By November, the Brandt estate had struck a deal with Gayle Benson and Troy Duhon's Premier Automotive Group to split the dealerships. Benson would get seven outlets, including the most desirable and expensive ones like Toyota and Mercedes-Benz. Duhon mainly wanted the cluster of shops on the West Bank, some of which held sentimental value for him.

That deal proved to be complicated, however, as five of the carmakers involved chose to exercise their right to bring in their own buyers.

The reasons carmakers choose to do that can vary, from diversifying the ownership of dealerships, to encouraging new investment in their outlets, to rewarding favored owners.

Damian Mills, founder and CEO of Mills Automotive Group

Damian Mills, founder and CEO of Mills Automotive Group. He has edged out Gayle Benson and Troy Duhon from dealerships they planned to buy as part of settlement of Ray Brandt's estate.

Benson lost out on the Toyota dealership to Damian Mills, a Louisiana native who has built the largest Black-owned car dealership network in the country. She threatened to sue when she lost Brandt's Nissan and Infiniti dealerships to rival car mogul Matt Bowers. However, Benson last week withdrew her complaint — the only such complaint Louisiana Motor Vehicle Commission staff can recall ever being lodged.

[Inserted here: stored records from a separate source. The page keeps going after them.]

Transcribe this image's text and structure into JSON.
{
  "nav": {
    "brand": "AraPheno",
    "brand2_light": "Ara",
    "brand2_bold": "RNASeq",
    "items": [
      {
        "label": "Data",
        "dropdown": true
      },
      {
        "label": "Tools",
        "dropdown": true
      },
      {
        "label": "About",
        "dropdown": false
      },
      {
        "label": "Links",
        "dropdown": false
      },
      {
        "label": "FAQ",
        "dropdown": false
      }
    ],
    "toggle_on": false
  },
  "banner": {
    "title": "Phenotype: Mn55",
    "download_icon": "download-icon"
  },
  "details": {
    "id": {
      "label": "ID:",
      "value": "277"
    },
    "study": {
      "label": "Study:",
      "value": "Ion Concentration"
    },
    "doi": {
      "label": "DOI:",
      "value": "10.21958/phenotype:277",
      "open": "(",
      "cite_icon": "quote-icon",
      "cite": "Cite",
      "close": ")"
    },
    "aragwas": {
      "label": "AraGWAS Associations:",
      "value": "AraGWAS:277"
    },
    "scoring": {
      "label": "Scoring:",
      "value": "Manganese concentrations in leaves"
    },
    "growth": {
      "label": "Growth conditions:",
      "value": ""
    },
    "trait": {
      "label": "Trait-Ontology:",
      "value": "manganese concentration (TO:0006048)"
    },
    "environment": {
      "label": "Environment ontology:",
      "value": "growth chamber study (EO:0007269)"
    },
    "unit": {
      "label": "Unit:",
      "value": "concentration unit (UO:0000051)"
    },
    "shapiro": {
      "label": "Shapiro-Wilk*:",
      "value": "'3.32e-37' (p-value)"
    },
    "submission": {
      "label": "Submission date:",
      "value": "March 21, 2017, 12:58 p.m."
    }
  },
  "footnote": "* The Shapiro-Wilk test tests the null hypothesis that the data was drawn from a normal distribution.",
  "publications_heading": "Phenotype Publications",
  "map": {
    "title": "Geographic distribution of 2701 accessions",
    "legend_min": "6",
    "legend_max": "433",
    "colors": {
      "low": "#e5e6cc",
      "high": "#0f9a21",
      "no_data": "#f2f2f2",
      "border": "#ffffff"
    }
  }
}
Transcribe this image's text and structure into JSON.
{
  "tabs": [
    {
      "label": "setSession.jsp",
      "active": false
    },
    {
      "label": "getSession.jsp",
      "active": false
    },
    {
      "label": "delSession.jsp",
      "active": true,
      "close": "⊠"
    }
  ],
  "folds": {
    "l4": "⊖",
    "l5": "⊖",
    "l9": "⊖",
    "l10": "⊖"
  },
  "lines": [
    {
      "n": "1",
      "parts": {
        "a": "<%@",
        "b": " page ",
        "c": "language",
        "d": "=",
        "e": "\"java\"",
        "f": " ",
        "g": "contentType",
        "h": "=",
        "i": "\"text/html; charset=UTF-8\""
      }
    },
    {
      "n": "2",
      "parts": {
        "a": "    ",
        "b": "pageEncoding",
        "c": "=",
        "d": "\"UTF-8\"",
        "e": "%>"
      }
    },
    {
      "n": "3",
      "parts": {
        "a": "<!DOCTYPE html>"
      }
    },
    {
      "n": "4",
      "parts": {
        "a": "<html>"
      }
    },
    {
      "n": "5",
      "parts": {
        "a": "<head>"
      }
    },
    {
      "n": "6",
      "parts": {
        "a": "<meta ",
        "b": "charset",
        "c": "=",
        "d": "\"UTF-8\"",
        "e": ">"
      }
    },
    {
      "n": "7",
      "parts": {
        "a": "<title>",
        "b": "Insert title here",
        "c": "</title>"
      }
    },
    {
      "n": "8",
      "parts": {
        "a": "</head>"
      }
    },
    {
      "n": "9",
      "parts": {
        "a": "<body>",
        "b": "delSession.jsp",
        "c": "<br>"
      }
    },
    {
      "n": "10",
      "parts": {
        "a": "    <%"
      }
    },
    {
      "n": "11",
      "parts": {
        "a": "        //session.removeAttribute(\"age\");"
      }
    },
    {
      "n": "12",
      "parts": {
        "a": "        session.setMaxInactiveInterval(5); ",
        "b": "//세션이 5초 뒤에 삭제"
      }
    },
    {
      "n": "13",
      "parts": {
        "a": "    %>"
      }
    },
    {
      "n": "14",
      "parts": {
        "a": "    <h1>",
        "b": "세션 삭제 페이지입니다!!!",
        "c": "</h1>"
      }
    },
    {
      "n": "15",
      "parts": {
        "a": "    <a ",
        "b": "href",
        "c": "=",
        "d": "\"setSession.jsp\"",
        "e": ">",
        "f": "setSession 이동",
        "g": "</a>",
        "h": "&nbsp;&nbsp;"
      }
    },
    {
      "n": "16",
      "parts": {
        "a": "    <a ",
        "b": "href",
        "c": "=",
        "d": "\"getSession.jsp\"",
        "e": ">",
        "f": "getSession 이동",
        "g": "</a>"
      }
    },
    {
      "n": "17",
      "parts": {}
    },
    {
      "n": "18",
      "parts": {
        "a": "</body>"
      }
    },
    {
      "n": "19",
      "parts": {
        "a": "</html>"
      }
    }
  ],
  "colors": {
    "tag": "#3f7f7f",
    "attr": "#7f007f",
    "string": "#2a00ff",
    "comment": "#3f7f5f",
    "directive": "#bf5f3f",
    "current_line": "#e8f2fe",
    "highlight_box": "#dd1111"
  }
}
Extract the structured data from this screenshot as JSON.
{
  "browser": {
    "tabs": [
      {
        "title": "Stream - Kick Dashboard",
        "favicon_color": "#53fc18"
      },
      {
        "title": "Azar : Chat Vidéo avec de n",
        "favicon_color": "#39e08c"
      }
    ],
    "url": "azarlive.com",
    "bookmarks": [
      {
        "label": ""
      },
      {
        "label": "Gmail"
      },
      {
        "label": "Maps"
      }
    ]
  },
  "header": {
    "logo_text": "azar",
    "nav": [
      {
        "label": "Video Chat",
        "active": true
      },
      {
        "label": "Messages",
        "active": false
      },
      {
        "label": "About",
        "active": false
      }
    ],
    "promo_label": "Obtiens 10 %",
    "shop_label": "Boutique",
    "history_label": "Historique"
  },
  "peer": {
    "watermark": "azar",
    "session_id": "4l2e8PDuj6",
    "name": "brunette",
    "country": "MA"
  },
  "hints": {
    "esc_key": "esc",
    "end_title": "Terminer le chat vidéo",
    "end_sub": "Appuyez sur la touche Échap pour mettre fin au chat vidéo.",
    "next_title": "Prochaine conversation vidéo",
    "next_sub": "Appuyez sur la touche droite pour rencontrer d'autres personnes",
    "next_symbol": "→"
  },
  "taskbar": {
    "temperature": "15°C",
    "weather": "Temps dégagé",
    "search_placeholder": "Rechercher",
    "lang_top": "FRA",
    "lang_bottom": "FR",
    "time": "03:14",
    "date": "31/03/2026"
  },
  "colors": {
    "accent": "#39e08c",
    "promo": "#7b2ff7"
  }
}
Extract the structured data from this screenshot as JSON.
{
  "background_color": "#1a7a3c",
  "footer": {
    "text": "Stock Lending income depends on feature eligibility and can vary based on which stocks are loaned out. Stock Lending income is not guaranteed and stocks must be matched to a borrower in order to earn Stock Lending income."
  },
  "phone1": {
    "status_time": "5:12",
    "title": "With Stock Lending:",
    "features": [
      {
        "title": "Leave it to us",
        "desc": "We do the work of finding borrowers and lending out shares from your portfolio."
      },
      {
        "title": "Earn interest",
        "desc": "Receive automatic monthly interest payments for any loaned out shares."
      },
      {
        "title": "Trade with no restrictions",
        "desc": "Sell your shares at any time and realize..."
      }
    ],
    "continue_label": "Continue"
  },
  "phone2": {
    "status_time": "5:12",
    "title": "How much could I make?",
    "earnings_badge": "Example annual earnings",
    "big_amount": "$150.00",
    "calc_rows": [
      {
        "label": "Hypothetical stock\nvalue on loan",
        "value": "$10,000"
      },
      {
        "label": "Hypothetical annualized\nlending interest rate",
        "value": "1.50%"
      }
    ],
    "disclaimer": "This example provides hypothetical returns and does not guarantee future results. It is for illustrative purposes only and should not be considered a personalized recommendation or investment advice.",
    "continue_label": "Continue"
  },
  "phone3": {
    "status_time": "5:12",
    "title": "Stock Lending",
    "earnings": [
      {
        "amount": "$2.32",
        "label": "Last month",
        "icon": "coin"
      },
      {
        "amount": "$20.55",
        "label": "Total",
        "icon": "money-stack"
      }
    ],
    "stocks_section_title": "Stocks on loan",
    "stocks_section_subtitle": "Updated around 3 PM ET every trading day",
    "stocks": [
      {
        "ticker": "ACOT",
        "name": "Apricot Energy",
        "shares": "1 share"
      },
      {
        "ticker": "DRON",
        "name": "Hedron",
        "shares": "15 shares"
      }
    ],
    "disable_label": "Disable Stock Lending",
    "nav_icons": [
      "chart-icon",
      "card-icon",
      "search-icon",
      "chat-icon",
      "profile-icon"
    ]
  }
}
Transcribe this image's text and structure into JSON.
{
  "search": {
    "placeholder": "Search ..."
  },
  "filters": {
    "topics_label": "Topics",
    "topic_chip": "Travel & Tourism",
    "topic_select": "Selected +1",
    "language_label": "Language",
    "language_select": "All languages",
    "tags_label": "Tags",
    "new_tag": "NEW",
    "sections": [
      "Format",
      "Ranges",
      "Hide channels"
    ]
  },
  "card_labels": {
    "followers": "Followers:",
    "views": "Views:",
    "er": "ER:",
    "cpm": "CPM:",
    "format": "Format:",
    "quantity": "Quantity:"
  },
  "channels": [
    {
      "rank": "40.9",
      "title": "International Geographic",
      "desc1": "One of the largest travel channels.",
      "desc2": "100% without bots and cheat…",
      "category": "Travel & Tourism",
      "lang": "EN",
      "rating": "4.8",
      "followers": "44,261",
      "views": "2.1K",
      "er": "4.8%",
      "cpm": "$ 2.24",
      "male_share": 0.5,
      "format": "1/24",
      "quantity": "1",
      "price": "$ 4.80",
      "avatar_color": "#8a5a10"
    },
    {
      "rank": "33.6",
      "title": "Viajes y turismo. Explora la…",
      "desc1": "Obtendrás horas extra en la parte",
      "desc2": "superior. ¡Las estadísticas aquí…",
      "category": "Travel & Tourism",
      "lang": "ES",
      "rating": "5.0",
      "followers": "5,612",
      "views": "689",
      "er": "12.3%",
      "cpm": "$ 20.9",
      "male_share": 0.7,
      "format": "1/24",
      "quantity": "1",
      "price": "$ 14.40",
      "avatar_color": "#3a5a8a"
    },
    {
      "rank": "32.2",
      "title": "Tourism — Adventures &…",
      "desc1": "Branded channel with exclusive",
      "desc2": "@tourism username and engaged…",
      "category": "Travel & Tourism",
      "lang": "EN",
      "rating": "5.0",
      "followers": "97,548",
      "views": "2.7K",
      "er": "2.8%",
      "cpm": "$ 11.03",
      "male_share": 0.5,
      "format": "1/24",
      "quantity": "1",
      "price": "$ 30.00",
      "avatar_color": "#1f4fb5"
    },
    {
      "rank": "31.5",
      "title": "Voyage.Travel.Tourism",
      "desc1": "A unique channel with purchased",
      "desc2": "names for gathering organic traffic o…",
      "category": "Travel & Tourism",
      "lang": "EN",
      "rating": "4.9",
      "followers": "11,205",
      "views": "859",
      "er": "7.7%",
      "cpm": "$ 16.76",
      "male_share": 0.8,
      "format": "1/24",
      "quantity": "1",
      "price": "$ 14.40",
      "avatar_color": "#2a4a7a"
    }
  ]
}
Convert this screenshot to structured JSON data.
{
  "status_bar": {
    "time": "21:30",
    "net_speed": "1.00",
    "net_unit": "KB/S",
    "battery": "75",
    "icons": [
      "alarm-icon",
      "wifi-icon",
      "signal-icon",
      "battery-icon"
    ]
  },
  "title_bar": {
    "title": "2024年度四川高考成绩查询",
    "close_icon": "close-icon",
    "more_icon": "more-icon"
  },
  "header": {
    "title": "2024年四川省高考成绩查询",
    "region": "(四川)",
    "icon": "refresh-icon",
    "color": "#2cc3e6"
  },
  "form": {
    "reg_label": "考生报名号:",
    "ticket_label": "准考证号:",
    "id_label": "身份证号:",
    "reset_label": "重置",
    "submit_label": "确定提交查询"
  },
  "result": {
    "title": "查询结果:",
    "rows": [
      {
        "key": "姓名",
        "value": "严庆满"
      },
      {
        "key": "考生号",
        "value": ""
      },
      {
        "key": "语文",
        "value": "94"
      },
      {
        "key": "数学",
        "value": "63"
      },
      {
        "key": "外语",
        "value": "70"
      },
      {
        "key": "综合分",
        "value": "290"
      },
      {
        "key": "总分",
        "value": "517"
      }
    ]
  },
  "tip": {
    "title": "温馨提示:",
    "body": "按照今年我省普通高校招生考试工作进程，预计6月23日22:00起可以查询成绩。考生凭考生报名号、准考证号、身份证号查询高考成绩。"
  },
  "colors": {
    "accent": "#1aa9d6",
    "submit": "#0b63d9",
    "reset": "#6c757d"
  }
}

In a statement on Friday, Benson said she welcomed the new dealerships, which include Volkswagen and Infiniti outlets in south Mississippi and three standalone collision centers. She noted that the additions significantly expand her dealership network from the current three New Orleans outlets — Mercedes-Benz, Chevrolet and Cadillac?— and may be followed by more regional expansion.

The four new dealerships Duhon acquired bring his total network to 40 stores in eight states, making him by far the largest Louisiana-based car dealer.

With the deal behind them and the legal dispute at an end, Jessica Brandt, now 73 and battling cancer herself, said she hopes the sale will mean that she and her grandkids will be able to move on and reconcile.

"My two grandchildren, Zach and Lexie, and I plan to continue to work together on the several philanthropic projects that our family is so passionate about," she said in an emailed statement.

The Hartlines did not comment on future plans.

Email Anthony McAuley